By Roberta Attanasio
The development of the immune system during fetal and neonatal life is negatively influenced by exposure to toxic chemicals, resulting in compromised immune function later in life. An example is fetal exposure to arsenic, which has deleterious effects on the immune response to influenza virus infection in adulthood. Now, results from a new study provide additional evidence for the role that exposure to toxic chemicals early in life plays in shaping the immune response to the influenza virus.
The study (by researchers at the University of Rochester) focused on a mouse model and the chemical 2,3,7,8-tetrachlordibenzo-p-dioxin, or TCDD for short. TCDD, a known carcinogen, is a persistent environmental contaminant usually present in a complex mixture of dioxin-like compounds. It’s a by-product of industrial processes such as pesticide and metal production, waste incineration and wood combustion, and acts via the aryl hydrocarbon receptor, which is present in all cells. The aryl hydrocarbon receptor is a ligand-activated transcription factor that controls the expression of a diverse set of genes.

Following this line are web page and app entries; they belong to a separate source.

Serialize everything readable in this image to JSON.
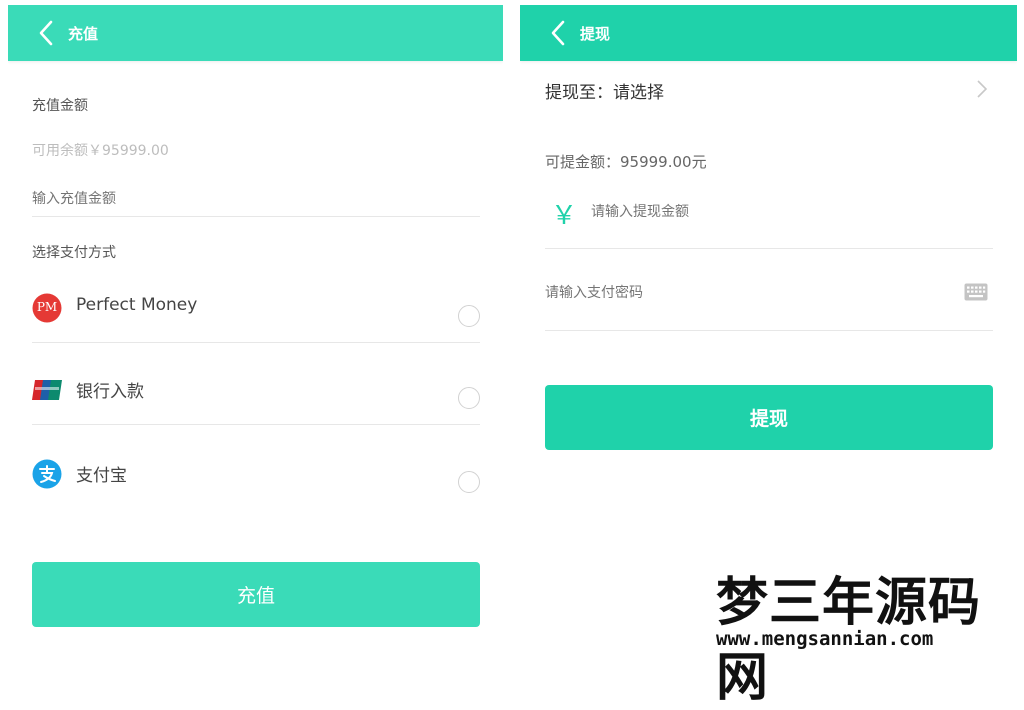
{
  "recharge": {
    "title": "充值",
    "amount_label": "充值金额",
    "balance_text": "可用余额￥95999.00",
    "amount_placeholder": "输入充值金额",
    "payment_method_label": "选择支付方式",
    "payment_methods": [
      {
        "name": "Perfect Money",
        "icon": "perfect-money-icon",
        "icon_text": "PM"
      },
      {
        "name": "银行入款",
        "icon": "unionpay-icon"
      },
      {
        "name": "支付宝",
        "icon": "alipay-icon"
      }
    ],
    "submit_label": "充值"
  },
  "withdraw": {
    "title": "提现",
    "destination_label": "提现至：请选择",
    "available_text": "可提金额：95999.00元",
    "currency_symbol": "￥",
    "amount_placeholder": "请输入提现金额",
    "password_placeholder": "请输入支付密码",
    "submit_label": "提现"
  },
  "watermark": {
    "title": "梦三年源码网",
    "url": "www.mengsannian.com"
  },
  "colors": {
    "recharge_accent": "#3adbb8",
    "withdraw_accent": "#1fd2aa",
    "perfect_money_red": "#e53935",
    "alipay_blue": "#1aa3e8"
  }
}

The researchers designed their mouse study to expand previous epidemiological findings from human studies. These findings showed correlation between maternal exposure to pollutants that bind the aryl hydrocarbon receptor and the decreased ability of the offspring to combat respiratory infections and produce antibodies. In other words, the epidemiological findings indicated that mothers exposed to these pollutants while pregnant may give birth to babies with impaired immune function.
An effective immune response requires the coordinated action of several cell types. CD4+ T cells, one of these cell types, exist in different subsets. It has been known for several years that, by binding the aryl hydrocarbon receptor, some chemicals influence the different subsets of CD4+ T cells, thus resulting in the observed impaired immune function. However, it was not known whether or not prenatal exposure to these chemicals could cause changes in the different CD4+ T cell subsets.
The researchers that carried out the new study wanted to know whether or not fetal exposure to an aryl hydrocarbon receptor ligand (in this case TCDD) directly alters CD4+ T cell differentiation and function later in life. Thus, they exposed pregnant female mice to TCDD and then infected the adult offspring with the influenza virus. The results show that the offspring of the exposed pregnant mothers had a reduced frequency of different subsets of CD4+ T cells when compared with mice born to untreated mothers. In addition, exposed mice produced considerable lower levels of a specific class of antibodies against the influenza virus than control mice.
Then, the researchers transferred CD4+ T cells from the exposed offspring into unexposed mice. They found that, following cell transfer, the unexposed mice responded to influenza virus infection with a reduced number of CD4+ T cells specific for the virus.
CD4+ T cells play a major role in the immune response to a large variety of infectious microbes and are also involved in the development of several autoimmune diseases. Therefore, it is reasonable to speculate that exposure of the fetus to chemicals that bind the aryl hydrocarbon receptor may lead to impaired defense against several infectious microbes and to an increased risk of developing autoimmune diseases later in life.